The cork forests of Portugal

Cork forests of Portugal, Le Monde d'HermesA version of this article, translated into nearly a dozen languages, was published in Le Monde d’Hermès in Spring 2014


For centuries, the region of Alentejo in Portugal has produced much of the world’s cork, the land consisting of dry, rolling hills that have long been cultivated, though never easily.  It is hard, beautiful, unforgiving terrain and its farmers have learned to accommodate its rhythms rather than fight them.  Still, a cork oak’s first quarter century produces little more than impatience in its owner.  Then comes the first harvest of the bark, but this is of no value.

There are another nine years to wait for the second harvest.  From May to July or August, the cork oak secretes a resin that loosens the bark from the trunk and these few months are the only time the cork can be harvested.  Using a metal bar with a flat end like an axe, the extractors (as the harvesters are called) make a lateral cut below the level of the branches and a series of vertical cuts to just the right depth in order not to puncture the wood and injure the tree; then, the bark is carefully pried loose.  When the bark is stacked ten or twenty feet high on pallets it resembles oversized curls of cinnamon.  But this second harvest, too, is likely to produce a cork of little use, leaving a gnarled, bare-trunked tree with bark-enshrouded branches whose newly exposed wood is yellow or orange, gradually turning dark brown with age.

A number is marked on the trunk to indicate the year of harvest but only the last digit is required because the bark cannot be harvested again for nearly a decade.  The forest, then, becomes a field of digits, markers of time that are also a measure of a certain timelessness.  More years must pass.  The roots of the cork oak extend below ground to a multiple of the tree’s height above it, allowing it to draw out whatever water exists in the parched, sandy, inhospitable terrain of Alentejo.  In this way, the cork oak secures land that might otherwise become marginal, perhaps even desert; as it is, the cork forest serves as a sanctuary for migratory birds and a shelter for animals and insects.

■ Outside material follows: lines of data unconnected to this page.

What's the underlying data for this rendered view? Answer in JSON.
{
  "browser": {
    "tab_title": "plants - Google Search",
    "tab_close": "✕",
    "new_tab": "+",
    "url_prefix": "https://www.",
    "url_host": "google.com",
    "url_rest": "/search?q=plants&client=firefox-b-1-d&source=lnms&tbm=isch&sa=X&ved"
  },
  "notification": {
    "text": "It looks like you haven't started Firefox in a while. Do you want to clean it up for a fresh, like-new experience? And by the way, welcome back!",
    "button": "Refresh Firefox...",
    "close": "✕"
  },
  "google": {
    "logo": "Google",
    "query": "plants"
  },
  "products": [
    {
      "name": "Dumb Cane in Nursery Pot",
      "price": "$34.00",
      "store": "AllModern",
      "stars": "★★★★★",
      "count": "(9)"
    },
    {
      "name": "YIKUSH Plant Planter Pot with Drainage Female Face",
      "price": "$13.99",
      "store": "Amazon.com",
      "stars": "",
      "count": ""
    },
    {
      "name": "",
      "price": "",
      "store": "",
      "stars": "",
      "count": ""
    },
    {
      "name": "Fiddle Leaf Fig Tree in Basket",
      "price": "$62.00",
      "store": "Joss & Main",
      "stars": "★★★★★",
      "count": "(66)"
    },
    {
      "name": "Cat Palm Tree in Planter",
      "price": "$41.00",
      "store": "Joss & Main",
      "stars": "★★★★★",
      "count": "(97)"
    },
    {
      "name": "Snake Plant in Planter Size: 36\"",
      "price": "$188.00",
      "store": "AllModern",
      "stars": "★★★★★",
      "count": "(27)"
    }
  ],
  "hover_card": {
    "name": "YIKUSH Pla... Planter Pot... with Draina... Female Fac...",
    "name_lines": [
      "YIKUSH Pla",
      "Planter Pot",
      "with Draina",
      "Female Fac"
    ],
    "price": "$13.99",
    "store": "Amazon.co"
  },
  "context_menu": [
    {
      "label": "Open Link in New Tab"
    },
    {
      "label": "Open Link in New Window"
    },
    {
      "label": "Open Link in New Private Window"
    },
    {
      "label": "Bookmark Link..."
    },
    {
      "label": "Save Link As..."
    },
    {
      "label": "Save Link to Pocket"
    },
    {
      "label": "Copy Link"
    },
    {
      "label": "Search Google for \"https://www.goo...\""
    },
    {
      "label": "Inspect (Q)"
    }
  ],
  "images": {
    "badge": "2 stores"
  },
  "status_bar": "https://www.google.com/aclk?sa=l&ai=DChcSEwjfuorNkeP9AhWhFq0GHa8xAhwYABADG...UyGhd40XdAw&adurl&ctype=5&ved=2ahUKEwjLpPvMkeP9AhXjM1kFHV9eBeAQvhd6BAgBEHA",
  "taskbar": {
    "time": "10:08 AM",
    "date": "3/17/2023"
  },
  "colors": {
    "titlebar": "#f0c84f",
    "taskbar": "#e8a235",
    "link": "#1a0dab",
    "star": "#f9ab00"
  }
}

The tree, carefully tended, can live for two centuries or more; slowly, during these years, the bark builds from within as the resin runs down the wood.  This resin, solidifying in layers, transforms into light, impermeable, flame retardant cork that pushes out from the trunk so that the marked digit will still be visible, nine years later, when the third harvest begins.  Now, at last, the owner may have a cork that can be sold.  Still, it is probably not yet of the finest quality, so it may be one or two or three harvests more – the original owner passed on and the children taking over – before a dense, uniform, flawless cork is produced that can be made into the small stopper for a bottle of wine.  These long years and nature’s alchemy create in cork a unique cell structure that exhibits an elastic memory: squeeze a stopper of cork into a bottle and, when removed, it will revert to its original shape.  In an early-19th century shipwreck, bottles of champagne sealed with cork were sunk off the coast of Finland and when they were recovered centuries later the champagne was still preserved and the stopper retained its familiar mushroom shape. It is the force of this cellular memory perpetually pressing against the interior of the bottle’s neck that produces the seal.

But does the cork breathe?  This is an eternal question, much debated.  A cork that allows in too much oxygen from outside the bottle would destroy the wine, so perhaps it is instead the minute amounts of oxygen trapped in the cork cells themselves secreting, slowly, into the wine that accounts for the great metamorphosis by which a thin, immature wine evolves into something aged and complex.  The cork oak gained wisdom in its long years of growth and now, like a parent to a child, passes it on to the still-young wine within its care.


Click here to see all of Sean’s blog posts about Europe.  Or here to see others in this Hermès series from Europe, including an encounter with a master Dutch typographerthe strange fishing platforms of Abruzzo and the Basque sport of pelota.


Sean also shot the photographs for this article. Click images below to view the tear sheets.

Cork forests of Portugal, Le Monde d'Hermes, coverThe cork forests of Portugal, Le Monde d'Hermes, text and photos by Sean Rocha, p1-2The cork forests of Portugal, Le Monde d'Hermes, text and photos by Sean Rocha, p3-4